A bits ‘n’ pieces post for you today.
Lead and Gold character classes were designed from American frontier archetypes. (Photo credit: Wikipedia) That’s me, second right
The Hub managed to be in my good and bad books at the same time yesterday. He told me I’d have made a great frontierswoman, getting stuck in and getting on with surviving. The kind of woman he likes.
For someone who hates cooking, housework, needlework and any job considered ‘female’ back then, it was a rare compliment indeed.
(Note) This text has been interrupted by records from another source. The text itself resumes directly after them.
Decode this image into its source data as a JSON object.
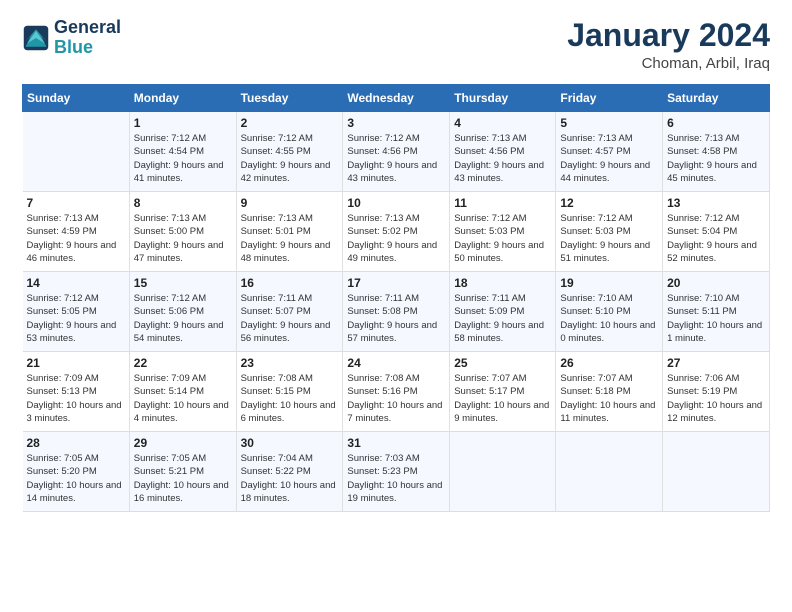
{
  "logo": {
    "line1": "General",
    "line2": "Blue"
  },
  "title": "January 2024",
  "subtitle": "Choman, Arbil, Iraq",
  "days_header": [
    "Sunday",
    "Monday",
    "Tuesday",
    "Wednesday",
    "Thursday",
    "Friday",
    "Saturday"
  ],
  "weeks": [
    [
      {
        "day": "",
        "sunrise": "",
        "sunset": "",
        "daylight": ""
      },
      {
        "day": "1",
        "sunrise": "Sunrise: 7:12 AM",
        "sunset": "Sunset: 4:54 PM",
        "daylight": "Daylight: 9 hours and 41 minutes."
      },
      {
        "day": "2",
        "sunrise": "Sunrise: 7:12 AM",
        "sunset": "Sunset: 4:55 PM",
        "daylight": "Daylight: 9 hours and 42 minutes."
      },
      {
        "day": "3",
        "sunrise": "Sunrise: 7:12 AM",
        "sunset": "Sunset: 4:56 PM",
        "daylight": "Daylight: 9 hours and 43 minutes."
      },
      {
        "day": "4",
        "sunrise": "Sunrise: 7:13 AM",
        "sunset": "Sunset: 4:56 PM",
        "daylight": "Daylight: 9 hours and 43 minutes."
      },
      {
        "day": "5",
        "sunrise": "Sunrise: 7:13 AM",
        "sunset": "Sunset: 4:57 PM",
        "daylight": "Daylight: 9 hours and 44 minutes."
      },
      {
        "day": "6",
        "sunrise": "Sunrise: 7:13 AM",
        "sunset": "Sunset: 4:58 PM",
        "daylight": "Daylight: 9 hours and 45 minutes."
      }
    ],
    [
      {
        "day": "7",
        "sunrise": "Sunrise: 7:13 AM",
        "sunset": "Sunset: 4:59 PM",
        "daylight": "Daylight: 9 hours and 46 minutes."
      },
      {
        "day": "8",
        "sunrise": "Sunrise: 7:13 AM",
        "sunset": "Sunset: 5:00 PM",
        "daylight": "Daylight: 9 hours and 47 minutes."
      },
      {
        "day": "9",
        "sunrise": "Sunrise: 7:13 AM",
        "sunset": "Sunset: 5:01 PM",
        "daylight": "Daylight: 9 hours and 48 minutes."
      },
      {
        "day": "10",
        "sunrise": "Sunrise: 7:13 AM",
        "sunset": "Sunset: 5:02 PM",
        "daylight": "Daylight: 9 hours and 49 minutes."
      },
      {
        "day": "11",
        "sunrise": "Sunrise: 7:12 AM",
        "sunset": "Sunset: 5:03 PM",
        "daylight": "Daylight: 9 hours and 50 minutes."
      },
      {
        "day": "12",
        "sunrise": "Sunrise: 7:12 AM",
        "sunset": "Sunset: 5:03 PM",
        "daylight": "Daylight: 9 hours and 51 minutes."
      },
      {
        "day": "13",
        "sunrise": "Sunrise: 7:12 AM",
        "sunset": "Sunset: 5:04 PM",
        "daylight": "Daylight: 9 hours and 52 minutes."
      }
    ],
    [
      {
        "day": "14",
        "sunrise": "Sunrise: 7:12 AM",
        "sunset": "Sunset: 5:05 PM",
        "daylight": "Daylight: 9 hours and 53 minutes."
      },
      {
        "day": "15",
        "sunrise": "Sunrise: 7:12 AM",
        "sunset": "Sunset: 5:06 PM",
        "daylight": "Daylight: 9 hours and 54 minutes."
      },
      {
        "day": "16",
        "sunrise": "Sunrise: 7:11 AM",
        "sunset": "Sunset: 5:07 PM",
        "daylight": "Daylight: 9 hours and 56 minutes."
      },
      {
        "day": "17",
        "sunrise": "Sunrise: 7:11 AM",
        "sunset": "Sunset: 5:08 PM",
        "daylight": "Daylight: 9 hours and 57 minutes."
      },
      {
        "day": "18",
        "sunrise": "Sunrise: 7:11 AM",
        "sunset": "Sunset: 5:09 PM",
        "daylight": "Daylight: 9 hours and 58 minutes."
      },
      {
        "day": "19",
        "sunrise": "Sunrise: 7:10 AM",
        "sunset": "Sunset: 5:10 PM",
        "daylight": "Daylight: 10 hours and 0 minutes."
      },
      {
        "day": "20",
        "sunrise": "Sunrise: 7:10 AM",
        "sunset": "Sunset: 5:11 PM",
        "daylight": "Daylight: 10 hours and 1 minute."
      }
    ],
    [
      {
        "day": "21",
        "sunrise": "Sunrise: 7:09 AM",
        "sunset": "Sunset: 5:13 PM",
        "daylight": "Daylight: 10 hours and 3 minutes."
      },
      {
        "day": "22",
        "sunrise": "Sunrise: 7:09 AM",
        "sunset": "Sunset: 5:14 PM",
        "daylight": "Daylight: 10 hours and 4 minutes."
      },
      {
        "day": "23",
        "sunrise": "Sunrise: 7:08 AM",
        "sunset": "Sunset: 5:15 PM",
        "daylight": "Daylight: 10 hours and 6 minutes."
      },
      {
        "day": "24",
        "sunrise": "Sunrise: 7:08 AM",
        "sunset": "Sunset: 5:16 PM",
        "daylight": "Daylight: 10 hours and 7 minutes."
      },
      {
        "day": "25",
        "sunrise": "Sunrise: 7:07 AM",
        "sunset": "Sunset: 5:17 PM",
        "daylight": "Daylight: 10 hours and 9 minutes."
      },
      {
        "day": "26",
        "sunrise": "Sunrise: 7:07 AM",
        "sunset": "Sunset: 5:18 PM",
        "daylight": "Daylight: 10 hours and 11 minutes."
      },
      {
        "day": "27",
        "sunrise": "Sunrise: 7:06 AM",
        "sunset": "Sunset: 5:19 PM",
        "daylight": "Daylight: 10 hours and 12 minutes."
      }
    ],
    [
      {
        "day": "28",
        "sunrise": "Sunrise: 7:05 AM",
        "sunset": "Sunset: 5:20 PM",
        "daylight": "Daylight: 10 hours and 14 minutes."
      },
      {
        "day": "29",
        "sunrise": "Sunrise: 7:05 AM",
        "sunset": "Sunset: 5:21 PM",
        "daylight": "Daylight: 10 hours and 16 minutes."
      },
      {
        "day": "30",
        "sunrise": "Sunrise: 7:04 AM",
        "sunset": "Sunset: 5:22 PM",
        "daylight": "Daylight: 10 hours and 18 minutes."
      },
      {
        "day": "31",
        "sunrise": "Sunrise: 7:03 AM",
        "sunset": "Sunset: 5:23 PM",
        "daylight": "Daylight: 10 hours and 19 minutes."
      },
      {
        "day": "",
        "sunrise": "",
        "sunset": "",
        "daylight": ""
      },
      {
        "day": "",
        "sunrise": "",
        "sunset": "",
        "daylight": ""
      },
      {
        "day": "",
        "sunrise": "",
        "sunset": "",
        "daylight": ""
      }
    ]
  ]
}
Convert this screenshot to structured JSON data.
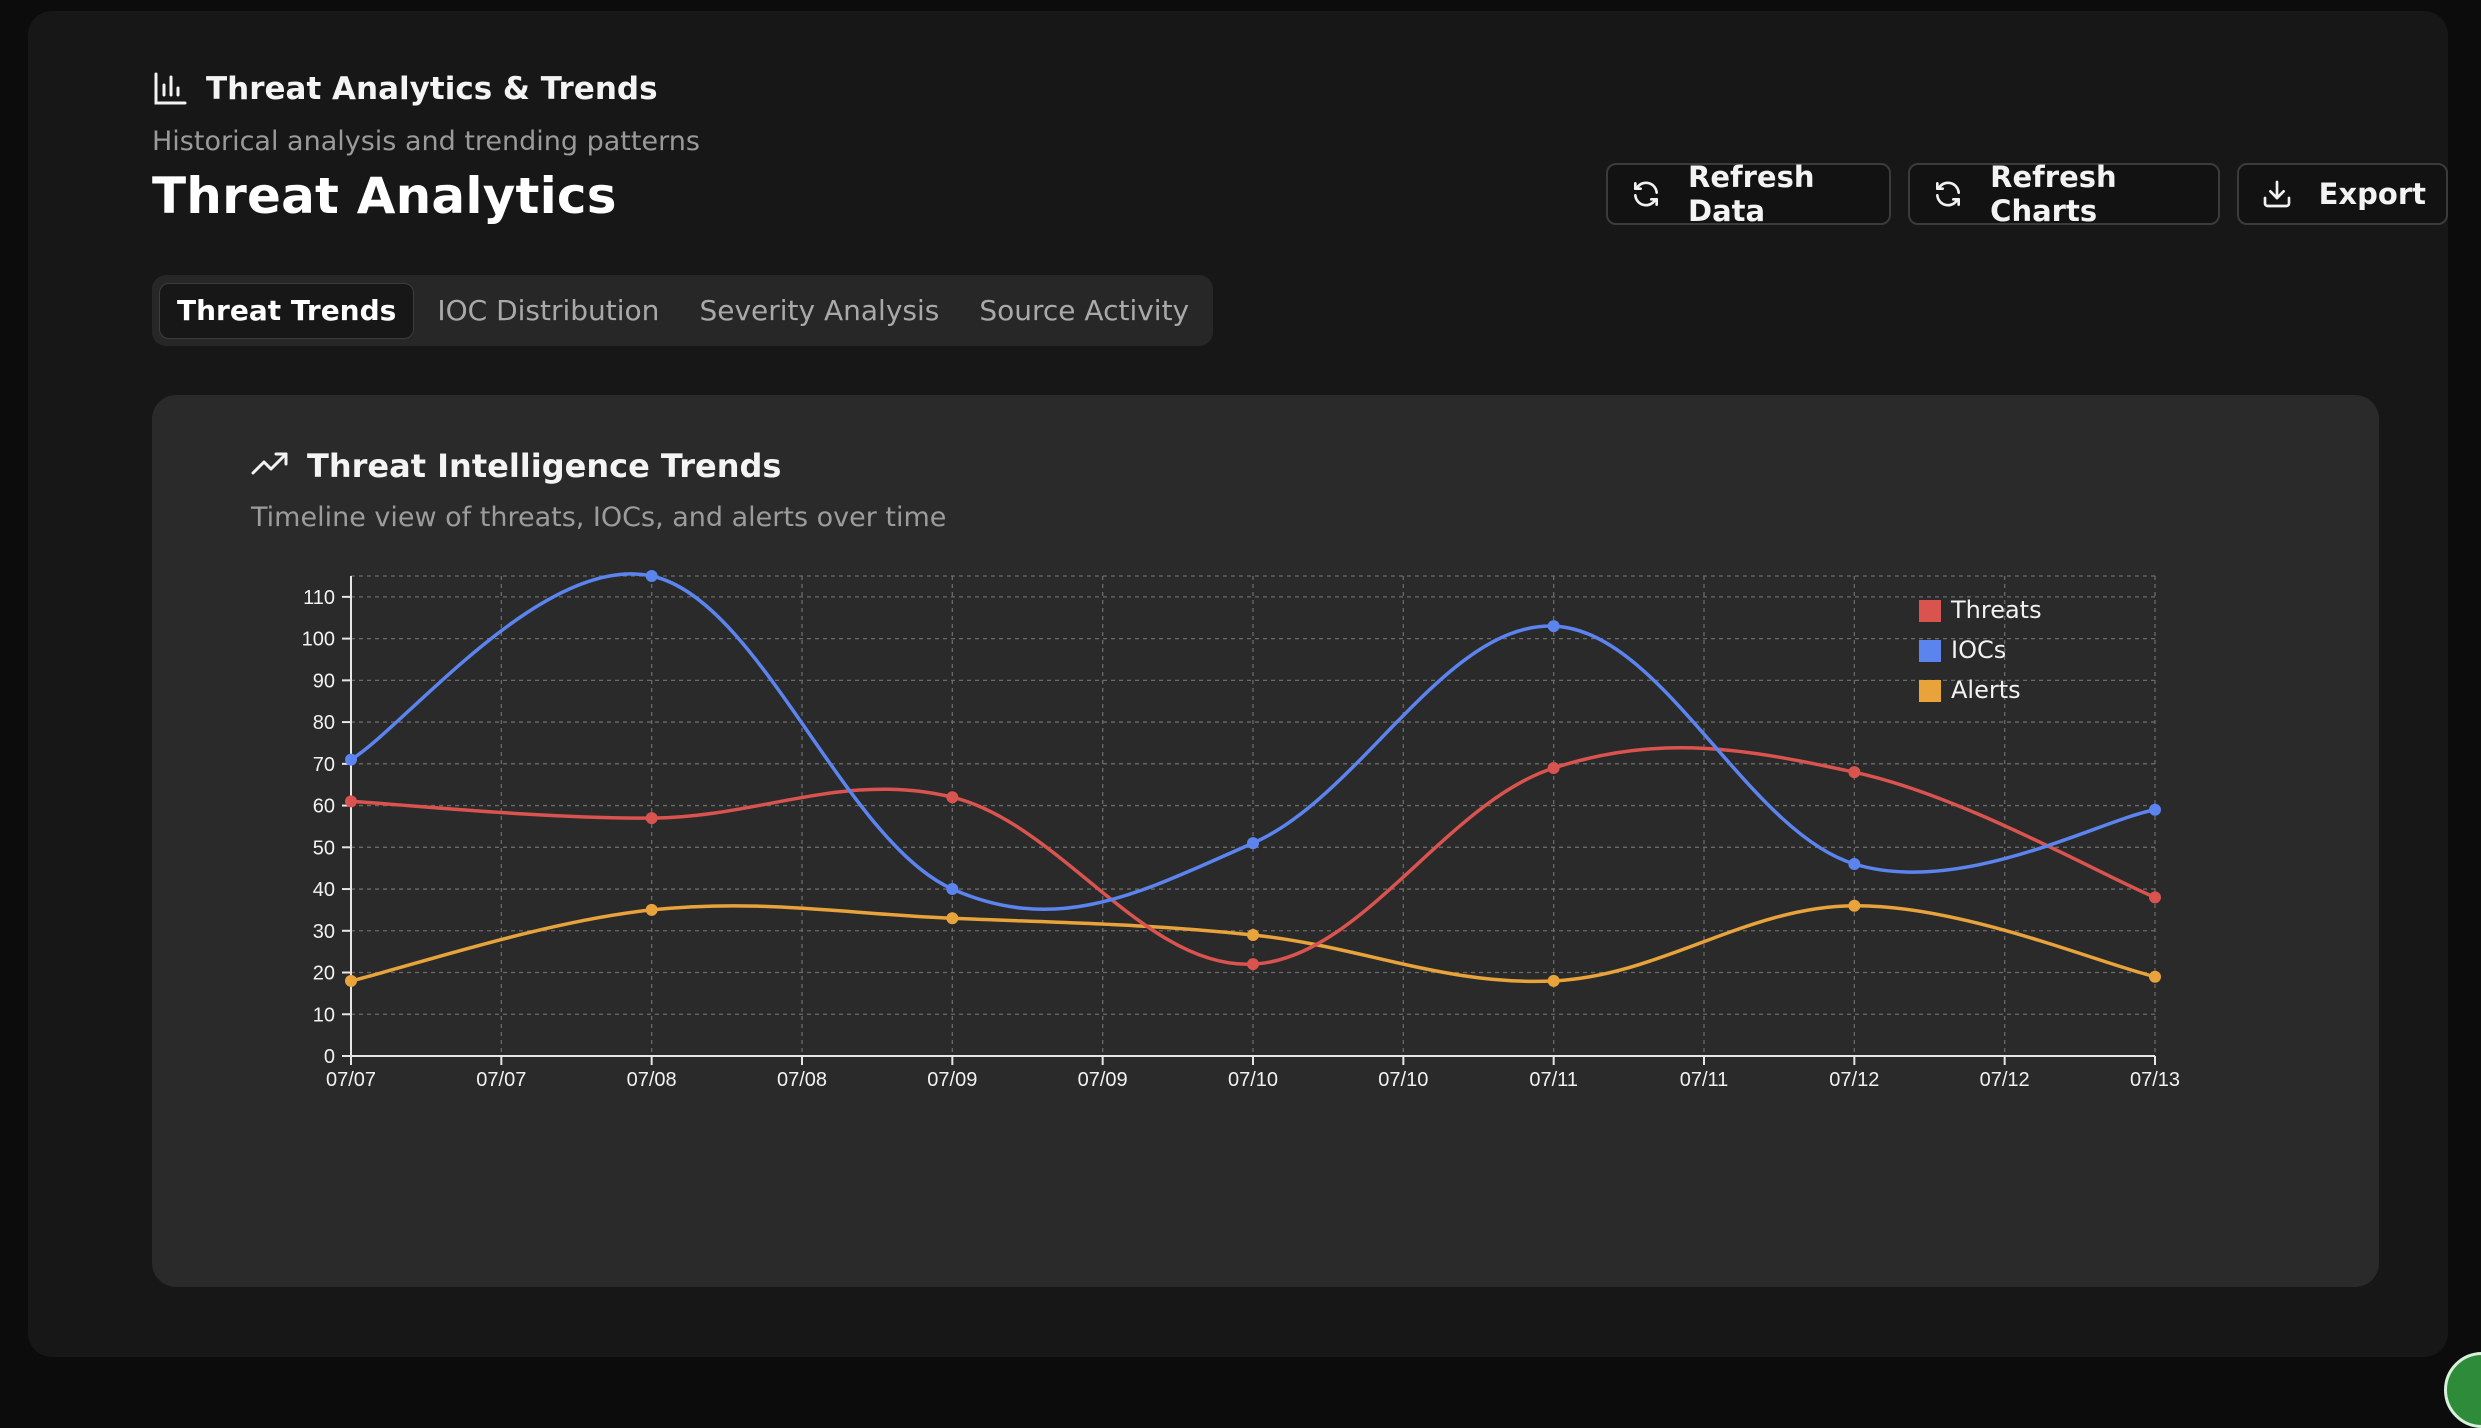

Then he said, ‘You’d have been great; but you’d have complained a lot.’
I should have told him that, in my imaginary past life as a Woman Out West (WOW), I married the wealthy rancher and let other women do the female work, with him as the mop.
That’s what I call surviving.
I met the woman who connected me to the man who organised for me to read at Walthew House in church yesterday.
Discussing how the poetry reading had gone, she told me that on that particular Tuesday, the Deaf and Hard of Hearing Clinic was running and the queue had spilled into the hall, as it sometimes does.
So they weren’t carers being rude; they were people who couldn’t hear me and presumably didn’t know they were talking over me.
I feel better now I have revised my earlier position. Perhaps I should send them the book.
I ran two writing workshops on Saturday, at the church fun day. If I add the total number of participants at the start of each workshop to the total number of those who came in late, it adds up to a total of Big Fat Zero.
I had a sign outside my gazebo:
Signwriting must be one of them thar femin-ine skills, ‘cos it ain’t one o’ mine
I watched as people walked towards me, began to read the sign, got as far as WRITERS/WORKSHOPS and then veered rapidly off at an angle before I could collar them. Not one person in four hours expressed an interest in writing or workshops.
It went from exasperating to embarrassing to I couldn’t stop laughing about it.
Five children wandered in at different times; all went away happy with their free notebook and pen; three also left with poems they’d just written. It was worth being there for that alone. I also chattered to a lady who caught me as I was leaving (covered in shame). She knew about Stockport Writers but had never joined us; I hope I convinced her to come along to our next meeting.
Your faith in me is flattering but, I surmise on this evidence, unjustified. I thank you anyway. As a reward, have the smile that Stockport’s non-writers didn’t want:
It’s been another busy week at Tilly Bud Towers so, of course, it was the blog wot give (something had to).
I promise to try and put aside tomorrow to reply to your comments and return your visits.
Sorry. Again. I mean it. No, really; I do.
There’s a lion loose in Stockport!
My friend Pam and I came across it while out on a walk with the dogs.
Pam was brave enough to stop and take a photograph: